- Craving and attentional bias respond differently to alcohol priming: a field study in the pub
- European Addiction Research
- Volume | Issue number
- 16 | 1
- Pages (from-to)
- Document type
- Faculty of Social and Behavioural Sciences (FMG)
- Psychology Research Institute (PsyRes)
Background: Several experimental laboratory studies have shown that subjective craving for alcohol increases as a result of low-to-moderate levels of alcohol consumption. Less is known about alcohol prime effects on relatively automatic appetitive motivational processes such as attentional bias (AB). Also, it is not known whether the effects from laboratory studies can be generalized to real-life drinking environments, and whether effects change after higher alcohol doses than those that have been administered in lab studies. Method: In two pubs, we investigated alcohol prime dose effects in self-reported craving and AB, measured by a modified Flicker Paradigm. We included an opportunistic sample of 72 social drinkers who had been drinking various amounts of alcohol. Results: Self-reported craving was positively predicted by dose of alcohol consumed, from one up to 16 drinks. In contrast, AB was negatively predicted by dose consumed in participants who had been binge drinking. Conclusion: This field study validates earlier experimental research on alcohol prime effects in a real drinking situation. Further, it demonstrates prime effects up to much higher alcohol doses than in previous lab studies.

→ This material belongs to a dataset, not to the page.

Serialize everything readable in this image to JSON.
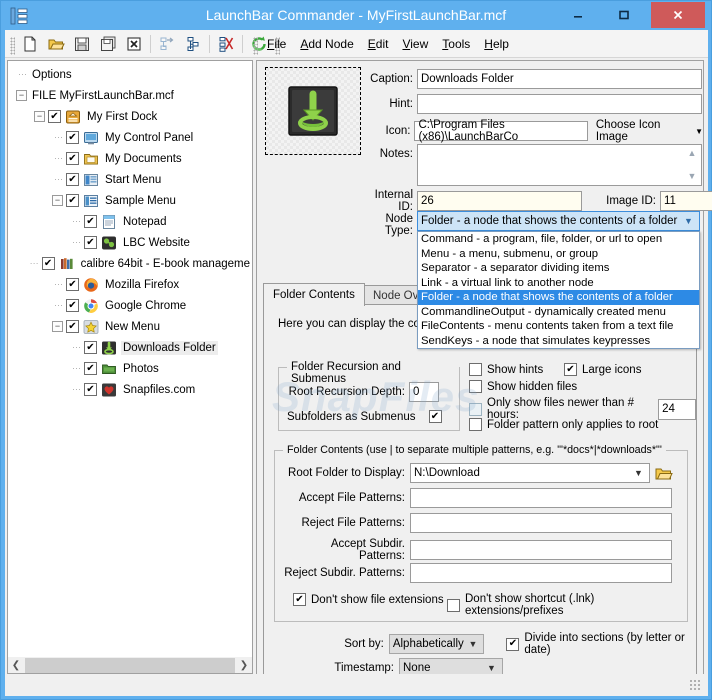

- go to publisher's site
If you believe that digital publication of certain material infringes any of your rights or (privacy) interests, please let the Library know, stating your reasons. In case of a legitimate complaint, the Library will make the material inaccessible and/or remove it from the website. Please Ask the Library, or send a letter to: Library of the University of Amsterdam, Secretariat, Singel 425, 1012 WP Amsterdam, The Netherlands. You will be contacted as soon as possible.